> Data to process
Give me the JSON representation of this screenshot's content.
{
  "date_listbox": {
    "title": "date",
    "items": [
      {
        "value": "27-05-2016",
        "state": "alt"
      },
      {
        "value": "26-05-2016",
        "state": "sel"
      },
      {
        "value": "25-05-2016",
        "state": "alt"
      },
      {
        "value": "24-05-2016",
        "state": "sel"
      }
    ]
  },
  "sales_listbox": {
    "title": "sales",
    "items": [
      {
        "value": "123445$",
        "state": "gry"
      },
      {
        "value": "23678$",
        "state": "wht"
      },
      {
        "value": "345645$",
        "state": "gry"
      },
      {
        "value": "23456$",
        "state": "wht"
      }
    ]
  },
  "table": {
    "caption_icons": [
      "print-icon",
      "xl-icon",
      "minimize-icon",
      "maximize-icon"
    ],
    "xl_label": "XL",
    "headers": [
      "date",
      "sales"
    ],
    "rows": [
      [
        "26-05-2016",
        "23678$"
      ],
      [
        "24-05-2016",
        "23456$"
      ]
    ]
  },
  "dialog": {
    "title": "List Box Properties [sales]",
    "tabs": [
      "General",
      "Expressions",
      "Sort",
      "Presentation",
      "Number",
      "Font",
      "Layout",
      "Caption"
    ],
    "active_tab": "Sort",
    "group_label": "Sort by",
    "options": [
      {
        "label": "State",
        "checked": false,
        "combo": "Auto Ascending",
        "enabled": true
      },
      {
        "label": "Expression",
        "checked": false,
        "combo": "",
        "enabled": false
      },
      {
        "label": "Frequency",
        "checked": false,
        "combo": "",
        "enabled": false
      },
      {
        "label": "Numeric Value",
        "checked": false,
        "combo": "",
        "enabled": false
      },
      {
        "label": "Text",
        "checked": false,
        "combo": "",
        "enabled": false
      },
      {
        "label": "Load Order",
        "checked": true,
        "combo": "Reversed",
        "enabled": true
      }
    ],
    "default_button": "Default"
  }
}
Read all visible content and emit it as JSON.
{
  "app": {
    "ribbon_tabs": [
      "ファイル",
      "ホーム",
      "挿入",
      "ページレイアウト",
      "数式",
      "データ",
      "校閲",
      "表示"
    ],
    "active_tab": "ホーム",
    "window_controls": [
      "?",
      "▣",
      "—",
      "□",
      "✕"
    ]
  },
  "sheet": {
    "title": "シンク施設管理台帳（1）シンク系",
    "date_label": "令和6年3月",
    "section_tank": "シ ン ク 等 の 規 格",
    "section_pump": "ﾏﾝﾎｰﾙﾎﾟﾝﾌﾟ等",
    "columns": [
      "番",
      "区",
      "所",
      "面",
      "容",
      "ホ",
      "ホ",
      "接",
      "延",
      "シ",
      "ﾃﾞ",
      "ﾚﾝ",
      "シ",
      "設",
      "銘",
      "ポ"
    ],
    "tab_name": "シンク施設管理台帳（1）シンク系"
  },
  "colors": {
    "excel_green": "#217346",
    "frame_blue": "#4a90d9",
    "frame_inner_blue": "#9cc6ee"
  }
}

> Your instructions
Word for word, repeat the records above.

> Solution to this exercise
Give me the JSON representation of this screenshot's content.
{
  "date_listbox": {
    "title": "date",
    "items": [
      {
        "value": "27-05-2016",
        "state": "alt"
      },
      {
        "value": "26-05-2016",
        "state": "sel"
      },
      {
        "value": "25-05-2016",
        "state": "alt"
      },
      {
        "value": "24-05-2016",
        "state": "sel"
      }
    ]
  },
  "sales_listbox": {
    "title": "sales",
    "items": [
      {
        "value": "123445$",
        "state": "gry"
      },
      {
        "value": "23678$",
        "state": "wht"
      },
      {
        "value": "345645$",
        "state": "gry"
      },
      {
        "value": "23456$",
        "state": "wht"
      }
    ]
  },
  "table": {
    "caption_icons": [
      "print-icon",
      "xl-icon",
      "minimize-icon",
      "maximize-icon"
    ],
    "xl_label": "XL",
    "headers": [
      "date",
      "sales"
    ],
    "rows": [
      [
        "26-05-2016",
        "23678$"
      ],
      [
        "24-05-2016",
        "23456$"
      ]
    ]
  },
  "dialog": {
    "title": "List Box Properties [sales]",
    "tabs": [
      "General",
      "Expressions",
      "Sort",
      "Presentation",
      "Number",
      "Font",
      "Layout",
      "Caption"
    ],
    "active_tab": "Sort",
    "group_label": "Sort by",
    "options": [
      {
        "label": "State",
        "checked": false,
        "combo": "Auto Ascending",
        "enabled": true
      },
      {
        "label": "Expression",
        "checked": false,
        "combo": "",
        "enabled": false
      },
      {
        "label": "Frequency",
        "checked": false,
        "combo": "",
        "enabled": false
      },
      {
        "label": "Numeric Value",
        "checked": false,
        "combo": "",
        "enabled": false
      },
      {
        "label": "Text",
        "checked": false,
        "combo": "",
        "enabled": false
      },
      {
        "label": "Load Order",
        "checked": true,
        "combo": "Reversed",
        "enabled": true
      }
    ],
    "default_button": "Default"
  }
}
Read all visible content and emit it as JSON.
{
  "app": {
    "ribbon_tabs": [
      "ファイル",
      "ホーム",
      "挿入",
      "ページレイアウト",
      "数式",
      "データ",
      "校閲",
      "表示"
    ],
    "active_tab": "ホーム",
    "window_controls": [
      "?",
      "▣",
      "—",
      "□",
      "✕"
    ]
  },
  "sheet": {
    "title": "シンク施設管理台帳（1）シンク系",
    "date_label": "令和6年3月",
    "section_tank": "シ ン ク 等 の 規 格",
    "section_pump": "ﾏﾝﾎｰﾙﾎﾟﾝﾌﾟ等",
    "columns": [
      "番",
      "区",
      "所",
      "面",
      "容",
      "ホ",
      "ホ",
      "接",
      "延",
      "シ",
      "ﾃﾞ",
      "ﾚﾝ",
      "シ",
      "設",
      "銘",
      "ポ"
    ],
    "tab_name": "シンク施設管理台帳（1）シンク系"
  },
  "colors": {
    "excel_green": "#217346",
    "frame_blue": "#4a90d9",
    "frame_inner_blue": "#9cc6ee"
  }
}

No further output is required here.